I heard van Scyoc call "Look out! My Missile's fired". We were on autopilot and I grabbed the controls just as the missile hit. There was a tremendous shudder and the aircraft banked left steeply. Electrical equipment in the right side of the cockpit caught fire. My copilot ejected with the aircraft in a 90 degree bank and in all the confusion I didn't realize he had gone. I tried to reach the alarm bell control between the two seats to order the crew to bail out, while holding the controls with my left hand to maintain full right aileron and rudder. I didn't realize the wing had gone and the aircraft wasn't responding at all; it began to spin down into the clouds and I still wasn't sure that I had hit the alarm. Later, my crew chief said he had seen the red light flashing as he sat on the steps to the lower cabin. With g-forces building up tremendously, pinning me to my seat I could not raise my right hand from its position near the bail-out alarm but could move it sideways to the ejection handle. The hatch fired and the seat threw me up fifty feet with the B-52 at 600kt. The slipstream tore off my helmet as I left the aircraft. There was another explosion and I went through a ball of fire u2013 it felt like being in an oven. Immediately after that I went through a "bath" of JP-4 fuel as the fuel tanks had broken up in this second explosion. At least this put out the fire but now I was soaking wet with fuel and still on the ejection seat. Assuming a seat malfunction (they told me afterwards I was holding on to it) I reached out to unfasten the lap belt when suddenly I flew out of the seat. However, the inter-phone cord wrapped around my leg so now I was going down through the clouds with a 650lb seat hooked to my leg. I thought it would rip my leg off and I managed to claw the cord free. By now I was falling in a cloud of debris u2013 and a blizzard. I released my survival gear pack, which also automatically released the survival raft. This was suspended about 40 feet below me and, with all the updraughts in the clouds due to the bad weather it acted like a sail, pulling me round in a 180 degree arc. I thought, if I hit the ground sideways, this is it! I couldn't get to my knife to cut it free but I soon got out of the turbulence and began to fall straight.
When I ejected, my left arm hit the hatch putting a big gash in it. The blood was pouring out of this and I was holding this with my right hand, trying to stop the bleeding.
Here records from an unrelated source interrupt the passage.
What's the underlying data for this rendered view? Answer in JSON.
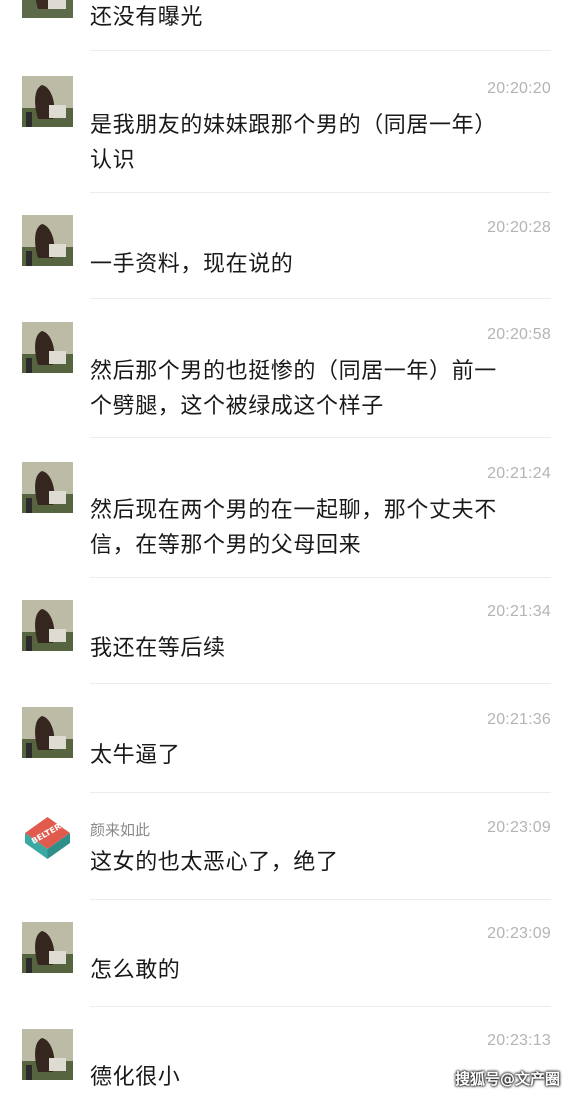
{
  "messages": [
    {
      "time": "",
      "text": "还没有曝光"
    },
    {
      "time": "20:20:20",
      "text": "是我朋友的妹妹跟那个男的（同居一年）\n认识"
    },
    {
      "time": "20:20:28",
      "text": "一手资料，现在说的"
    },
    {
      "time": "20:20:58",
      "text": "然后那个男的也挺惨的（同居一年）前一\n个劈腿，这个被绿成这个样子"
    },
    {
      "time": "20:21:24",
      "text": "然后现在两个男的在一起聊，那个丈夫不\n信，在等那个男的父母回来"
    },
    {
      "time": "20:21:34",
      "text": "我还在等后续"
    },
    {
      "time": "20:21:36",
      "text": "太牛逼了"
    },
    {
      "sender": "颜来如此",
      "time": "20:23:09",
      "text": "这女的也太恶心了，绝了",
      "avatar_text": "BELTER"
    },
    {
      "time": "20:23:09",
      "text": "怎么敢的"
    },
    {
      "time": "20:23:13",
      "text": "德化很小"
    }
  ],
  "watermark": "搜狐号@文产圈"
}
Suddenly I saw something white and I hit the ground in a downswing of the parachute and a 30kt wind. It felt like jumping off a two-storey building. I hit so hard that everything in my survival kit: the radio, mirrors, etc. was broken apart from the survival rifle. My original intentions were to get the radio going and tell that fighter pilot what I thought of him! I thought
||Dr. John Smith
||Updated [Departure airport, Source, Narrative]|
||Updated [Operator, Location, Source, Operator]|